+ *   bit 3  ==				1: use of reserved bit detected
+ *   bit 4  ==				1: fault was an instruction fetch
+ *   bit 5  ==				1: protection keys block access
+ *   bit 15 ==				1: inside SGX enclave
  */
 enum x86_pf_error_code {
 	X86_PF_PROT	=		1 << 0,
@@ -58,5 +59,6 @@  enum x86_pf_error_code {
 	X86_PF_RSVD	=		1 << 3,
 	X86_PF_INSTR	=		1 << 4,
 	X86_PF_PK	=		1 << 5,
+	X86_PF_SGX	=		1 << 15,
 };
 #endif /* _ASM_X86_TRAPS_H */
diff --git a/arch/x86/mm/fault.c b/arch/x86/mm/fault.c
index 35f1498e9832..1a7cc6d3281a 100644
--- a/arch/x86/mm/fault.c
+++ b/arch/x86/mm/fault.c
@@ -1054,6 +1054,19 @@  access_error(unsigned long error_code, struct vm_area_struct *vma)
 	if (error_code & X86_PF_PK)
 		return 1;
 
+	/*
+	 * Access is blocked by the Enclave Page Cache Map (EPCM), i.e. the
+	 * access is allowed by the PTE but not the EPCM. This usually happens
+	 * when the EPCM is yanked out from under us, e.g. by hardware after a
+	 * suspend/resume cycle.
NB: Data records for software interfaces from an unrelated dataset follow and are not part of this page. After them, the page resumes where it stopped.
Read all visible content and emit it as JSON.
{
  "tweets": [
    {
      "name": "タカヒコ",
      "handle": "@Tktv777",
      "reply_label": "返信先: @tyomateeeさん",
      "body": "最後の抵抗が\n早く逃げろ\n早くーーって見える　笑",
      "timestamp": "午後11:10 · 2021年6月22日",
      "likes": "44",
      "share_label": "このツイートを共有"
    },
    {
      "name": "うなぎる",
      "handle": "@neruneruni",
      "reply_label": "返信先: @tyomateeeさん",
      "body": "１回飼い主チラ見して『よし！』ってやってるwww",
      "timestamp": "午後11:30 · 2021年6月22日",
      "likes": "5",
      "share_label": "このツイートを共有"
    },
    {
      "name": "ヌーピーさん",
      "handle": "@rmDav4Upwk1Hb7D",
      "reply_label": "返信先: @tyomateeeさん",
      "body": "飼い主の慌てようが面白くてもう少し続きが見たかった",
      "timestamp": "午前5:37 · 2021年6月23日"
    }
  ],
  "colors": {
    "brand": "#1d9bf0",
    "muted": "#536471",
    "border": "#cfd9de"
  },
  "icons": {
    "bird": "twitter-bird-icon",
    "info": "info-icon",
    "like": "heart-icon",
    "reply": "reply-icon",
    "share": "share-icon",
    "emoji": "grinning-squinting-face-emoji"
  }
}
In any case, software, i.e. the kernel, can't
+	 * fix the source of the fault as the EPCM can't be directly modified by
+	 * software. Handle the fault as an access error in order to signal
+	 * userspace so that userspace can rebuild their enclave(s), even though
+	 * userspace may not have actually violated access permissions.
+	 */
+	if (unlikely(error_code & X86_PF_SGX))
+		return 1;
+
 	/*
 	 * Make sure to check the VMA so that we do not perform
 	 * faults just to hit a X86_PF_PK as soon as we fill in a